    Could you please either employ knowledgeable journalists or ask some experts before posting an article? Some articles including this one are simply wrong and embarrassing to read. Dezeen will risk its own credibility by continuing in this way.

    • Hi there,

      We’ve just been in contact with the designer and amended the text, as some of the wording describing the process as “reverse osmosis” was associated with a previous version of the project. Is this what you meant? What other stories are you talking about? It’d be great if you could let us know so we can address any other issues.

      Anna/Dezeen

      • Olof

        Pay no heed Dezeen, this is obviously someone very burnt out.

  • Speed

    “A world in which drinking water can be harder to come by than Coca Cola.”

    Coca-Cola sells bottled water.
    http://www.coca-colacompany.com/brands/water

  • Allan

    I like this idea that counterbalances the Coca-Cola propaganda seen lately. This company – as others like that – has to die fast for a better world. Why produce harmful products and advertise these? It’s criminal.

  • Mari

    Dear Olof,

    Thanks for your post. Rest assured that I am not burned out or in any other way under the risk of losing my interest in the design world. My criticism is directed towards an unreflected and uncritical copy and paste approach to journalism.

    This particular post is full of wrong and misguiding information, but let’s take it apart to explain.

    “Helmut Smits the Real thing is a machine that turns Coca Cola back into water.” No, it is not a machine it is an apparatus.

    “Netherlands-based multidisciplinary artist Helmut Smits has developed a distillation system.” No, he has not developed one, let’s give Greek alchemist in the 1st Century AD the credit for this. He has used a very well-known and commonly used process.

    I am not addressing the reverse osmosis issue here as this has been corrected already.

    My criticism is that for the sake of posting articles before they are published anywhere else, Dezeen misses a chance of doing its homework. If Dezeen is meant to be design journalism then at least a basic understanding of what is posted is critical.

    To copy and paste a press release by an artist is lazy and damaging for the credibility in the long term.

    I do like Helmut Smits’ concept but let’s name it what it is, a conceptual installation made of readily available laboratory fittings and tools.

    “Responsibility to yourself means refusing to let others do your thinking, talking, and naming for you; it means learning to respect and use your own brains and instincts; hence, grappling with hard work.”

    Adrienne Rich
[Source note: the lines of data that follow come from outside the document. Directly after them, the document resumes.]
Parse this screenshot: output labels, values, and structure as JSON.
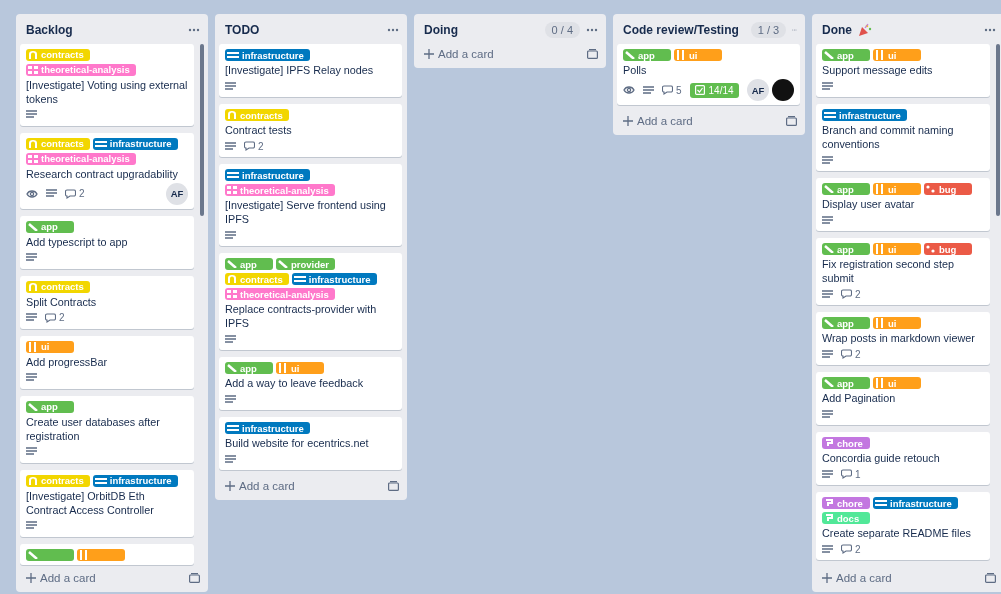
{
  "lists": [
    {
      "title": "Backlog",
      "scrollable": true,
      "footer": "Add a card",
      "cards": [
        {
          "labels": [
            {
              "name": "contracts",
              "color": "#f2d600",
              "kind": "arch"
            },
            {
              "name": "theoretical-analysis",
              "color": "#ff78cb",
              "kind": "grid"
            }
          ],
          "title": "[Investigate] Voting using external tokens",
          "badges": [
            {
              "kind": "description"
            }
          ]
        },
        {
          "labels": [
            {
              "name": "contracts",
              "color": "#f2d600",
              "kind": "arch"
            },
            {
              "name": "infrastructure",
              "color": "#0079bf",
              "kind": "bars"
            },
            {
              "name": "theoretical-analysis",
              "color": "#ff78cb",
              "kind": "grid"
            }
          ],
          "title": "Research contract upgradability",
          "badges": [
            {
              "kind": "watch"
            },
            {
              "kind": "description"
            },
            {
              "kind": "comments",
              "count": "2"
            }
          ],
          "members": [
            {
              "kind": "initials",
              "initials": "AF"
            }
          ]
        },
        {
          "labels": [
            {
              "name": "app",
              "color": "#61bd4f",
              "kind": "slash"
            }
          ],
          "title": "Add typescript to app",
          "badges": [
            {
              "kind": "description"
            }
          ]
        },
        {
          "labels": [
            {
              "name": "contracts",
              "color": "#f2d600",
              "kind": "arch"
            }
          ],
          "title": "Split Contracts",
          "badges": [
            {
              "kind": "description"
            },
            {
              "kind": "comments",
              "count": "2"
            }
          ]
        },
        {
          "labels": [
            {
              "name": "ui",
              "color": "#ff9f1a",
              "kind": "pipes"
            }
          ],
          "title": "Add progressBar",
          "badges": [
            {
              "kind": "description"
            }
          ]
        },
        {
          "labels": [
            {
              "name": "app",
              "color": "#61bd4f",
              "kind": "slash"
            }
          ],
          "title": "Create user databases after registration",
          "badges": [
            {
              "kind": "description"
            }
          ]
        },
        {
          "labels": [
            {
              "name": "contracts",
              "color": "#f2d600",
              "kind": "arch"
            },
            {
              "name": "infrastructure",
              "color": "#0079bf",
              "kind": "bars"
            }
          ],
          "title": "[Investigate] OrbitDB Eth Contract Access Controller",
          "badges": [
            {
              "kind": "description"
            }
          ]
        },
        {
          "labels": [
            {
              "color": "#61bd4f",
              "kind": "slash"
            },
            {
              "color": "#ff9f1a",
              "kind": "pipes"
            }
          ]
        }
      ]
    },
    {
      "title": "TODO",
      "scrollable": false,
      "footer": "Add a card",
      "cards": [
        {
          "labels": [
            {
              "name": "infrastructure",
              "color": "#0079bf",
              "kind": "bars"
            }
          ],
          "title": "[Investigate] IPFS Relay nodes",
          "badges": [
            {
              "kind": "description"
            }
          ]
        },
        {
          "labels": [
            {
              "name": "contracts",
              "color": "#f2d600",
              "kind": "arch"
            }
          ],
          "title": "Contract tests",
          "badges": [
            {
              "kind": "description"
            },
            {
              "kind": "comments",
              "count": "2"
            }
          ]
        },
        {
          "labels": [
            {
              "name": "infrastructure",
              "color": "#0079bf",
              "kind": "bars"
            },
            {
              "name": "theoretical-analysis",
              "color": "#ff78cb",
              "kind": "grid"
            }
          ],
          "title": "[Investigate] Serve frontend using IPFS",
          "badges": [
            {
              "kind": "description"
            }
          ]
        },
        {
          "labels": [
            {
              "name": "app",
              "color": "#61bd4f",
              "kind": "slash"
            },
            {
              "name": "provider",
              "color": "#61bd4f",
              "kind": "slash"
            },
            {
              "name": "contracts",
              "color": "#f2d600",
              "kind": "arch"
            },
            {
              "name": "infrastructure",
              "color": "#0079bf",
              "kind": "bars"
            },
            {
              "name": "theoretical-analysis",
              "color": "#ff78cb",
              "kind": "grid"
            }
          ],
          "title": "Replace contracts-provider with IPFS",
          "badges": [
            {
              "kind": "description"
            }
          ]
        },
        {
          "labels": [
            {
              "name": "app",
              "color": "#61bd4f",
              "kind": "slash"
            },
            {
              "name": "ui",
              "color": "#ff9f1a",
              "kind": "pipes"
            }
          ],
          "title": "Add a way to leave feedback",
          "badges": [
            {
              "kind": "description"
            }
          ]
        },
        {
          "labels": [
            {
              "name": "infrastructure",
              "color": "#0079bf",
              "kind": "bars"
            }
          ],
          "title": "Build website for ecentrics.net",
          "badges": [
            {
              "kind": "description"
            }
          ]
        }
      ]
    },
    {
      "title": "Doing",
      "count": "0 / 4",
      "scrollable": false,
      "footer": "Add a card"
    },
    {
      "title": "Code review/Testing",
      "count": "1 / 3",
      "scrollable": false,
      "footer": "Add a card",
      "cards": [
        {
          "labels": [
            {
              "name": "app",
              "color": "#61bd4f",
              "kind": "slash"
            },
            {
              "name": "ui",
              "color": "#ff9f1a",
              "kind": "pipes"
            }
          ],
          "title": "Polls",
          "badges": [
            {
              "kind": "watch"
            },
            {
              "kind": "description"
            },
            {
              "kind": "comments",
              "count": "5"
            },
            {
              "kind": "checklist",
              "count": "14/14",
              "complete": true
            }
          ],
          "members": [
            {
              "kind": "initials",
              "initials": "AF"
            },
            {
              "kind": "picture"
            }
          ]
        }
      ]
    },
    {
      "title": "Done",
      "party_icon": true,
      "scrollable": true,
      "footer": "Add a card",
      "cards": [
        {
          "labels": [
            {
              "name": "app",
              "color": "#61bd4f",
              "kind": "slash"
            },
            {
              "name": "ui",
              "color": "#ff9f1a",
              "kind": "pipes"
            }
          ],
          "title": "Support message edits",
          "badges": [
            {
              "kind": "description"
            }
          ]
        },
        {
          "labels": [
            {
              "name": "infrastructure",
              "color": "#0079bf",
              "kind": "bars"
            }
          ],
          "title": "Branch and commit naming conventions",
          "badges": [
            {
              "kind": "description"
            }
          ]
        },
        {
          "labels": [
            {
              "name": "app",
              "color": "#61bd4f",
              "kind": "slash"
            },
            {
              "name": "ui",
              "color": "#ff9f1a",
              "kind": "pipes"
            },
            {
              "name": "bug",
              "color": "#eb5a46",
              "kind": "dots"
            }
          ],
          "title": "Display user avatar",
          "badges": [
            {
              "kind": "description"
            }
          ]
        },
        {
          "labels": [
            {
              "name": "app",
              "color": "#61bd4f",
              "kind": "slash"
            },
            {
              "name": "ui",
              "color": "#ff9f1a",
              "kind": "pipes"
            },
            {
              "name": "bug",
              "color": "#eb5a46",
              "kind": "dots"
            }
          ],
          "title": "Fix registration second step submit",
          "badges": [
            {
              "kind": "description"
            },
            {
              "kind": "comments",
              "count": "2"
            }
          ]
        },
        {
          "labels": [
            {
              "name": "app",
              "color": "#61bd4f",
              "kind": "slash"
            },
            {
              "name": "ui",
              "color": "#ff9f1a",
              "kind": "pipes"
            }
          ],
          "title": "Wrap posts in markdown viewer",
          "badges": [
            {
              "kind": "description"
            },
            {
              "kind": "comments",
              "count": "2"
            }
          ]
        },
        {
          "labels": [
            {
              "name": "app",
              "color": "#61bd4f",
              "kind": "slash"
            },
            {
              "name": "ui",
              "color": "#ff9f1a",
              "kind": "pipes"
            }
          ],
          "title": "Add Pagination",
          "badges": [
            {
              "kind": "description"
            }
          ]
        },
        {
          "labels": [
            {
              "name": "chore",
              "color": "#c377e0",
              "kind": "hook"
            }
          ],
          "title": "Concordia guide retouch",
          "badges": [
            {
              "kind": "description"
            },
            {
              "kind": "comments",
              "count": "1"
            }
          ]
        },
        {
          "labels": [
            {
              "name": "chore",
              "color": "#c377e0",
              "kind": "hook"
            },
            {
              "name": "infrastructure",
              "color": "#0079bf",
              "kind": "bars"
            },
            {
              "name": "docs",
              "color": "#51e898",
              "kind": "hook"
            }
          ],
          "title": "Create separate README files",
          "badges": [
            {
              "kind": "description"
            },
            {
              "kind": "comments",
              "count": "2"
            }
          ]
        }
      ]
    }
  ]
}
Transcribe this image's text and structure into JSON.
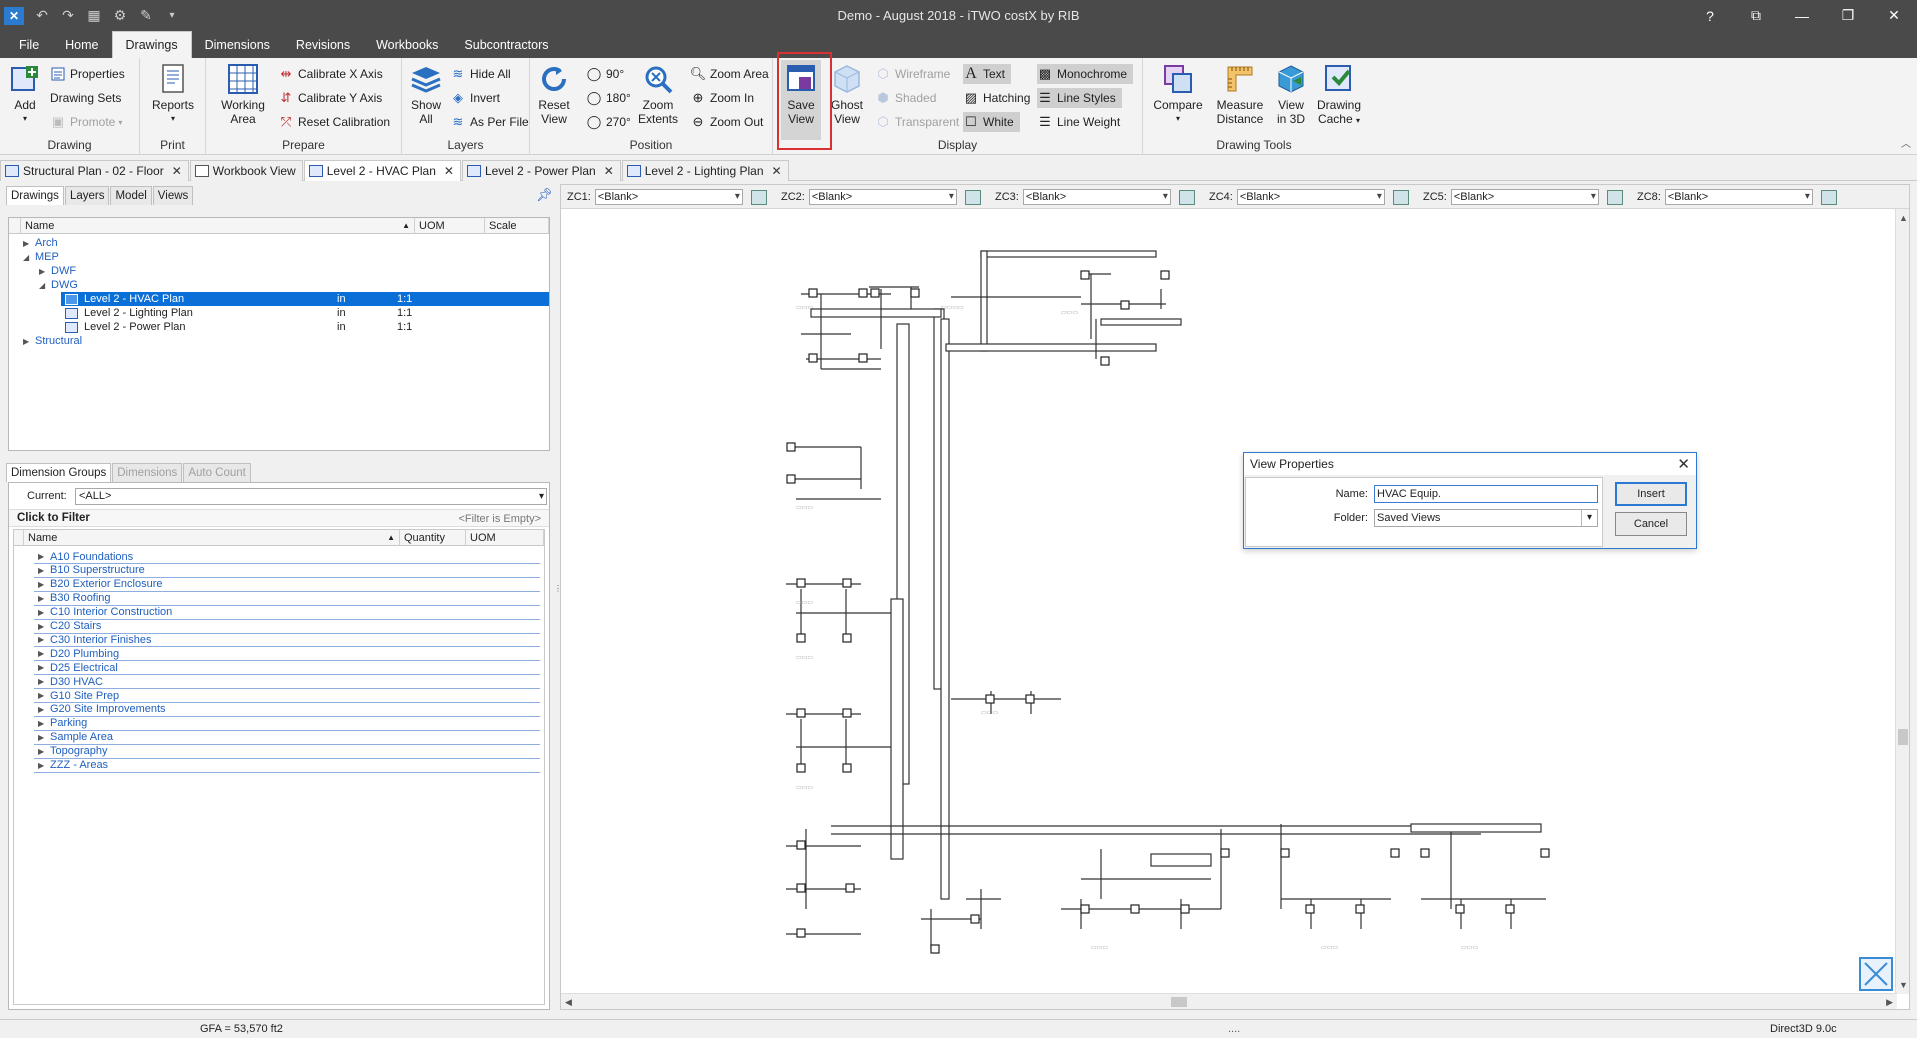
{
  "window": {
    "title": "Demo - August 2018 - iTWO costX by RIB",
    "controls": [
      "?",
      "⧉",
      "—",
      "❐",
      "✕"
    ]
  },
  "quick_access": [
    "app-icon",
    "undo-icon",
    "redo-icon",
    "grid-icon",
    "settings-icon",
    "tools-icon",
    "dropdown-icon"
  ],
  "ribbon_tabs": [
    "File",
    "Home",
    "Drawings",
    "Dimensions",
    "Revisions",
    "Workbooks",
    "Subcontractors"
  ],
  "active_ribbon_tab": "Drawings",
  "ribbon": {
    "drawing": {
      "label": "Drawing",
      "add": "Add",
      "properties": "Properties",
      "drawing_sets": "Drawing Sets",
      "promote": "Promote"
    },
    "print": {
      "label": "Print",
      "reports": "Reports"
    },
    "prepare": {
      "label": "Prepare",
      "working_area_1": "Working",
      "working_area_2": "Area",
      "calibrate_x": "Calibrate X Axis",
      "calibrate_y": "Calibrate Y Axis",
      "reset_calibration": "Reset Calibration"
    },
    "layers": {
      "label": "Layers",
      "show_all_1": "Show",
      "show_all_2": "All",
      "hide_all": "Hide All",
      "invert": "Invert",
      "as_per_file": "As Per File"
    },
    "position": {
      "label": "Position",
      "reset_view_1": "Reset",
      "reset_view_2": "View",
      "rot90": "90°",
      "rot180": "180°",
      "rot270": "270°",
      "zoom_extents_1": "Zoom",
      "zoom_extents_2": "Extents",
      "zoom_area": "Zoom Area",
      "zoom_in": "Zoom In",
      "zoom_out": "Zoom Out"
    },
    "display": {
      "label": "Display",
      "save_view_1": "Save",
      "save_view_2": "View",
      "ghost_view_1": "Ghost",
      "ghost_view_2": "View",
      "wireframe": "Wireframe",
      "shaded": "Shaded",
      "transparent": "Transparent",
      "text": "Text",
      "hatching": "Hatching",
      "white": "White",
      "monochrome": "Monochrome",
      "line_styles": "Line Styles",
      "line_weight": "Line Weight"
    },
    "drawing_tools": {
      "label": "Drawing Tools",
      "compare": "Compare",
      "measure_1": "Measure",
      "measure_2": "Distance",
      "view3d_1": "View",
      "view3d_2": "in 3D",
      "cache_1": "Drawing",
      "cache_2": "Cache"
    }
  },
  "document_tabs": [
    {
      "label": "Structural Plan - 02 - Floor",
      "active": false
    },
    {
      "label": "Workbook View",
      "active": false
    },
    {
      "label": "Level 2 - HVAC Plan",
      "active": true
    },
    {
      "label": "Level 2 - Power Plan",
      "active": false
    },
    {
      "label": "Level 2 - Lighting Plan",
      "active": false
    }
  ],
  "drawings_panel": {
    "tabs": [
      "Drawings",
      "Layers",
      "Model",
      "Views"
    ],
    "columns": [
      "Name",
      "UOM",
      "Scale"
    ],
    "tree": [
      {
        "label": "Arch",
        "level": 1,
        "uom": "",
        "scale": ""
      },
      {
        "label": "MEP",
        "level": 1,
        "uom": "",
        "scale": ""
      },
      {
        "label": "DWF",
        "level": 2,
        "uom": "",
        "scale": ""
      },
      {
        "label": "DWG",
        "level": 2,
        "uom": "",
        "scale": ""
      },
      {
        "label": "Level 2 - HVAC Plan",
        "level": 3,
        "uom": "in",
        "scale": "1:1",
        "selected": true
      },
      {
        "label": "Level 2 - Lighting Plan",
        "level": 3,
        "uom": "in",
        "scale": "1:1"
      },
      {
        "label": "Level 2 - Power Plan",
        "level": 3,
        "uom": "in",
        "scale": "1:1"
      },
      {
        "label": "Structural",
        "level": 1,
        "uom": "",
        "scale": ""
      }
    ]
  },
  "dimension_panel": {
    "tabs": [
      "Dimension Groups",
      "Dimensions",
      "Auto Count"
    ],
    "current_label": "Current:",
    "current_value": "<ALL>",
    "filter_label": "Click to Filter",
    "filter_hint": "<Filter is Empty>",
    "columns": [
      "Name",
      "Quantity",
      "UOM"
    ],
    "groups": [
      "A10 Foundations",
      "B10 Superstructure",
      "B20 Exterior Enclosure",
      "B30 Roofing",
      "C10 Interior Construction",
      "C20 Stairs",
      "C30 Interior Finishes",
      "D20 Plumbing",
      "D25 Electrical",
      "D30 HVAC",
      "G10 Site Prep",
      "G20 Site Improvements",
      "Parking",
      "Sample Area",
      "Topography",
      "ZZZ - Areas"
    ]
  },
  "zone_codes": [
    {
      "label": "ZC1:",
      "value": "<Blank>"
    },
    {
      "label": "ZC2:",
      "value": "<Blank>"
    },
    {
      "label": "ZC3:",
      "value": "<Blank>"
    },
    {
      "label": "ZC4:",
      "value": "<Blank>"
    },
    {
      "label": "ZC5:",
      "value": "<Blank>"
    },
    {
      "label": "ZC8:",
      "value": "<Blank>"
    }
  ],
  "dialog": {
    "title": "View Properties",
    "name_label": "Name:",
    "name_value": "HVAC Equip.",
    "folder_label": "Folder:",
    "folder_value": "Saved Views",
    "insert": "Insert",
    "cancel": "Cancel"
  },
  "status": {
    "gfa": "GFA = 53,570 ft2",
    "renderer": "Direct3D 9.0c"
  },
  "colors": {
    "titlebar": "#4a4a4a",
    "selection": "#0a6fd6",
    "link": "#1f5fbf",
    "highlight": "#d93030"
  }
}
    • Olof

      Actually, scrap my last comment (knee jerk type), you make a pretty convincing case :P

  • Olof

    So you’ve got issues with this article, lay them out (as you just did). I actually agree. But may I suggest that you don’t overreach and exaggerate?

  • Hi there,
    We based our article on information in the exhibition text and a conversation with the artist. There was some confusion between an earlier version of the project and this installation, and we’ve amended the article accordingly. The distillation is straightforward, but the process requires an additional step at the end to make the water safe.
    We appreciate all reader feedback that helps us identify issues like this.
    Anna/Dezeen

  • Ex Scientist

    I don’t think this is working. The issue sounds like a very “first world problem” where soft drink is cheaper and easier to get than water. Not so impressive.. :(

    Anyway, I saw this kind of thing everyday for years when I studied science. There’s nothing new here. No design nor art. Just because you just knew something, it doesn’t mean that it’s a new thing, or worse you think you invented it.

    • Wow

      So, not a viable solution in economic terms? Nothing gets past you!

  • lyle

    Anyone wanting to see a real device to do this process in quantity…. Should Google “slingshot kamen”.